==== Data

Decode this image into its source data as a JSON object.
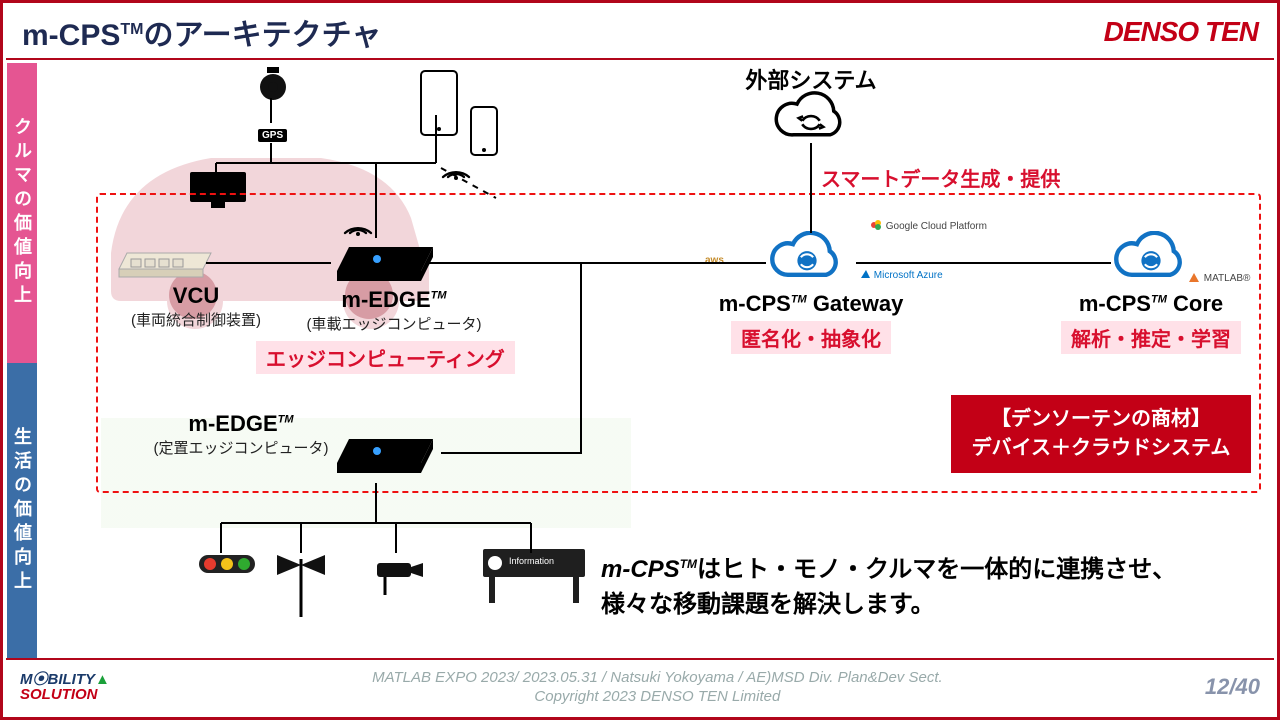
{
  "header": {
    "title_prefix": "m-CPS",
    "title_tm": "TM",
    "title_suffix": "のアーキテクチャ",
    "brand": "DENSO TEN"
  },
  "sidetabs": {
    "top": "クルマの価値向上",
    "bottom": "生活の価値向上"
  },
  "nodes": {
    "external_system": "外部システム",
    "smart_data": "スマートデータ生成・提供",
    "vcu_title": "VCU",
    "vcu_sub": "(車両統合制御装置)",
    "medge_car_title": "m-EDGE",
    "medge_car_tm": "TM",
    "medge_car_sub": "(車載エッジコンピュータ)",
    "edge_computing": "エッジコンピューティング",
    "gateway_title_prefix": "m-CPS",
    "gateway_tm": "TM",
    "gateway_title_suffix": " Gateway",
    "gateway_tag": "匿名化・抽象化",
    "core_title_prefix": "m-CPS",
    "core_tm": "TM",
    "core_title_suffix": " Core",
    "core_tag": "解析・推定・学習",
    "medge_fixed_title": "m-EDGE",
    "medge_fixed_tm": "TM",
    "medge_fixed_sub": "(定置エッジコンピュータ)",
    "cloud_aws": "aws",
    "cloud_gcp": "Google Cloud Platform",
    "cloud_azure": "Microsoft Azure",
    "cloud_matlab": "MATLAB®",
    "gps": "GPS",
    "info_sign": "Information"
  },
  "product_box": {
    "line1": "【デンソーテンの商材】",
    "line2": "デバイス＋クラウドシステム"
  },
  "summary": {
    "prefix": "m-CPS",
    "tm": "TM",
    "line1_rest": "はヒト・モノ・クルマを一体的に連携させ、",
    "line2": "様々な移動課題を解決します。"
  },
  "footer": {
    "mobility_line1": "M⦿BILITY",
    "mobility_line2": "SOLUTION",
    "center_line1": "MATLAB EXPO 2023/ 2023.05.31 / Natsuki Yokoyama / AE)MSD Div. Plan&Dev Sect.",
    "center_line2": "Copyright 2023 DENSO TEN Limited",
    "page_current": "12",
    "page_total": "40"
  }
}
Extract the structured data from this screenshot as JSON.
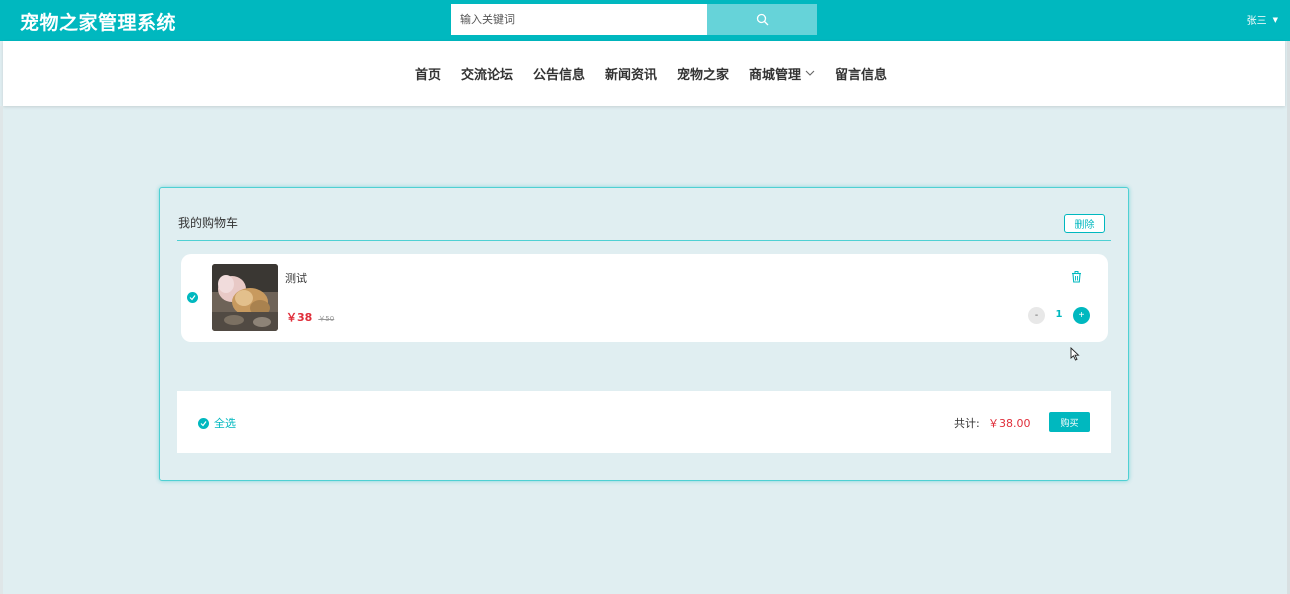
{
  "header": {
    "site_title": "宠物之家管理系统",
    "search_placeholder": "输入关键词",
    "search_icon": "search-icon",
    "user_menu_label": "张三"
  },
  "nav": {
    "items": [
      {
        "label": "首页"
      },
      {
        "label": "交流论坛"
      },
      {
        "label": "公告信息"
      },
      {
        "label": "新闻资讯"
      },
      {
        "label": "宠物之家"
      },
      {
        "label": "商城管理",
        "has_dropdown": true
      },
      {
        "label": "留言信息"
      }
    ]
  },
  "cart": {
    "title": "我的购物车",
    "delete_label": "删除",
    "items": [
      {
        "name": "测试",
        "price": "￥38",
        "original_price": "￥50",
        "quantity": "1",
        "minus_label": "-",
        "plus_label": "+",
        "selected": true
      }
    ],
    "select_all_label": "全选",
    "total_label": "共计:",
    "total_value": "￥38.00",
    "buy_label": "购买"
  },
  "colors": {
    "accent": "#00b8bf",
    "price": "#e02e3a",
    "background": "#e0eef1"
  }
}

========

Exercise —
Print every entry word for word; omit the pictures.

Written solution —
Decode this image into its source data as a JSON object.
{
  "header": {
    "title_prefix": "m-CPS",
    "title_tm": "TM",
    "title_suffix": "のアーキテクチャ",
    "brand": "DENSO TEN"
  },
  "sidetabs": {
    "top": "クルマの価値向上",
    "bottom": "生活の価値向上"
  },
  "nodes": {
    "external_system": "外部システム",
    "smart_data": "スマートデータ生成・提供",
    "vcu_title": "VCU",
    "vcu_sub": "(車両統合制御装置)",
    "medge_car_title": "m-EDGE",
    "medge_car_tm": "TM",
    "medge_car_sub": "(車載エッジコンピュータ)",
    "edge_computing": "エッジコンピューティング",
    "gateway_title_prefix": "m-CPS",
    "gateway_tm": "TM",
    "gateway_title_suffix": " Gateway",
    "gateway_tag": "匿名化・抽象化",
    "core_title_prefix": "m-CPS",
    "core_tm": "TM",
    "core_title_suffix": " Core",
    "core_tag": "解析・推定・学習",
    "medge_fixed_title": "m-EDGE",
    "medge_fixed_tm": "TM",
    "medge_fixed_sub": "(定置エッジコンピュータ)",
    "cloud_aws": "aws",
    "cloud_gcp": "Google Cloud Platform",
    "cloud_azure": "Microsoft Azure",
    "cloud_matlab": "MATLAB®",
    "gps": "GPS",
    "info_sign": "Information"
  },
  "product_box": {
    "line1": "【デンソーテンの商材】",
    "line2": "デバイス＋クラウドシステム"
  },
  "summary": {
    "prefix": "m-CPS",
    "tm": "TM",
    "line1_rest": "はヒト・モノ・クルマを一体的に連携させ、",
    "line2": "様々な移動課題を解決します。"
  },
  "footer": {
    "mobility_line1": "M⦿BILITY",
    "mobility_line2": "SOLUTION",
    "center_line1": "MATLAB EXPO 2023/ 2023.05.31 / Natsuki Yokoyama / AE)MSD Div. Plan&Dev Sect.",
    "center_line2": "Copyright 2023 DENSO TEN Limited",
    "page_current": "12",
    "page_total": "40"
  }
}
Extract the structured data from this screenshot as JSON.
{
  "header": {
    "site_title": "宠物之家管理系统",
    "search_placeholder": "输入关键词",
    "search_icon": "search-icon",
    "user_menu_label": "张三"
  },
  "nav": {
    "items": [
      {
        "label": "首页"
      },
      {
        "label": "交流论坛"
      },
      {
        "label": "公告信息"
      },
      {
        "label": "新闻资讯"
      },
      {
        "label": "宠物之家"
      },
      {
        "label": "商城管理",
        "has_dropdown": true
      },
      {
        "label": "留言信息"
      }
    ]
  },
  "cart": {
    "title": "我的购物车",
    "delete_label": "删除",
    "items": [
      {
        "name": "测试",
        "price": "￥38",
        "original_price": "￥50",
        "quantity": "1",
        "minus_label": "-",
        "plus_label": "+",
        "selected": true
      }
    ],
    "select_all_label": "全选",
    "total_label": "共计:",
    "total_value": "￥38.00",
    "buy_label": "购买"
  },
  "colors": {
    "accent": "#00b8bf",
    "price": "#e02e3a",
    "background": "#e0eef1"
  }
}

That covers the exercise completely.